The only birds along the shoreline were a pair of nesting Ringed Plovers but a dog walker with FOUR great dogs came along...all without leads and they had to scatter! This must happen time and time again during the day...what hope do they have!

Monday, July 8, 2013

Yellow Wags!

During the course of the day 3 Yellow Wagtails flying westwards over the spit...the first this 'autumn'!
 50+ Swifts and 25 Sand Martins 7.00-7.30 a.m.

Saturday, July 6, 2013

Sand Martins galore!

At 9.00a.m.  this morning the beach was alive with Sand Martins. Scores were using the far end of the Church Norton Spit as a resting place and every so often they would all take off, feed over the water and then return to the pebble least 200+ impressive sight.
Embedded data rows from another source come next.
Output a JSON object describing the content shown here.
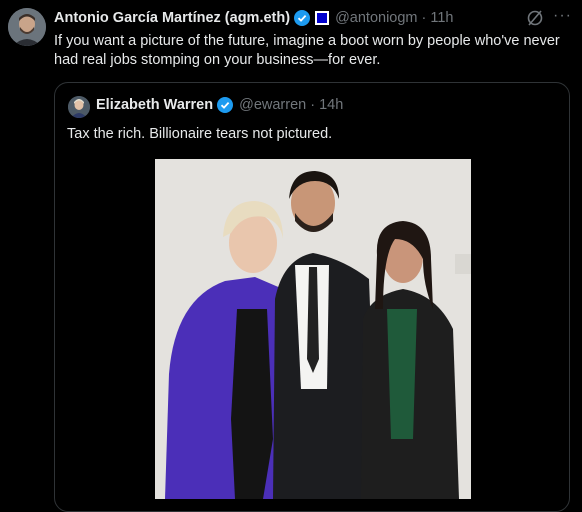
{
  "tweet": {
    "author_name": "Antonio García Martínez (agm.eth)",
    "handle": "@antoniogm",
    "separator": "·",
    "time": "11h",
    "text": "If you want a picture of the future, imagine a boot worn by people who've never had real jobs stomping on your business—for ever.",
    "more_glyph": "···"
  },
  "quoted_tweet": {
    "author_name": "Elizabeth Warren",
    "handle": "@ewarren",
    "separator": "·",
    "time": "14h",
    "text": "Tax the rich. Billionaire tears not pictured."
  },
  "colors": {
    "background": "#000000",
    "text": "#e7e9ea",
    "muted": "#71767b",
    "verified_blue": "#1d9bf0",
    "border": "#2f3336"
  },
  "icons": [
    "verified-badge-icon",
    "affiliate-badge-icon",
    "grok-icon",
    "more-icon"
  ]
}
It wasn't too long before they were disturbed by fisherman and departed.

Friday, July 5, 2013

Little Ringed Plover on the Lagoon
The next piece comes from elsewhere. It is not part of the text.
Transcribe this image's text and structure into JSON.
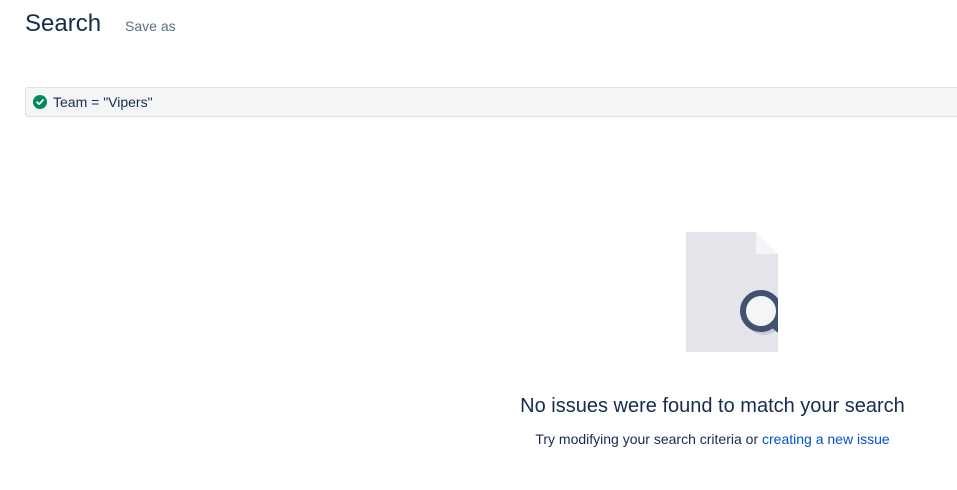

On the beach at 7.00am, and on the shoreline a Whimbrel and a Common Sandpiper just outside the bungalow. A stroll up to the hide ... the Peregrine was in the usual spot on the saltmarsh and then, as I returned past the Lagoon, a Common Sandpiper called and flew along and landed almost in front of Laguna and was joined by a Little Ringed Plover.This is a first for me at this location but alas, it was soon disturbed by a dog walker and flew to the other side.
In view of this I thought the North Wall might be productive but the only waders were a Common Sandpiper and a fairly confiding Curlew.
A number of junior  Little Egrets were practicing their flying skills in the hawthorns 

....and a rather motley Heron appeared between the sluice gates as I left.

Wednesday, July 3, 2013

Where's that Spoonbill?

Out at 7.00am to check the harbour for the reported Spoonbill but apart from more Swifts over the lagoon and a hunting Peregrine there was little of interest and  no sign of the target bird.

...those tail feathers are put to very good use

...another 'Swift' morning.

However, early afternoon it was reported on the North Wall viewable from the sluice. So, armed with camera, I arrived at the Salt House and there, in the middle of the harbour a  pin prick of a sleeping creamy white bird which, with bins was the Spoonbill. Photographable?...well no!
.... here's the proof!
700mm and a massive crop!
Having lugged the camera to the Breech Pool what could I photograph?

 A Shelduck with four youngsters the other side of the pool...

 and then I was reduced to Magpies!

...but hang on, if these were rare we would be bowled over by their plumage...just look at these tail colours and the general 'exotic' look of the bird.! Enjoy Magpies!

Tuesday, July 2, 2013

Scaup, still on the Lagoon.

An early morning visit to the North Wall... Cettis, Sedge and Reed Warblers very active and very vocal, a Turtle Dove purring in the Honer Farm trees and then two calling Avocets  flew in and started feeding on the mudflats just in front of me (no camera,of course! ).

Back to the Lagoon a little later (with Camera!)where the female  Scaup was still accompanying the Tufted Ducks..

Female Scaup on the viewed from just east of  'Laguna'

Having noted that Andrew House had seen a Spoonbill yesterday morning and that  it was seen again last night I was disappointed not to find it near the islands as reported. (I did find Andrew searching for it in vain!). There were a few Sandwich, Common and Little Terns fishing and except for a Peregrine little else of special note.
A moulting Sandwich Tern
The Childing Pinks were late in blooming this year and the one's I have found are much smaller than last year....presumably because of the late spring .If anyone wants to see a few,  check just below  the old No. 10 trail post just before the lone apple tree on the way to the Spit hide.

Childing Pink 

The Environment Agency has started work on strengthening the 'causeway' and off loaded some heavy gear this morning in the old car parking area.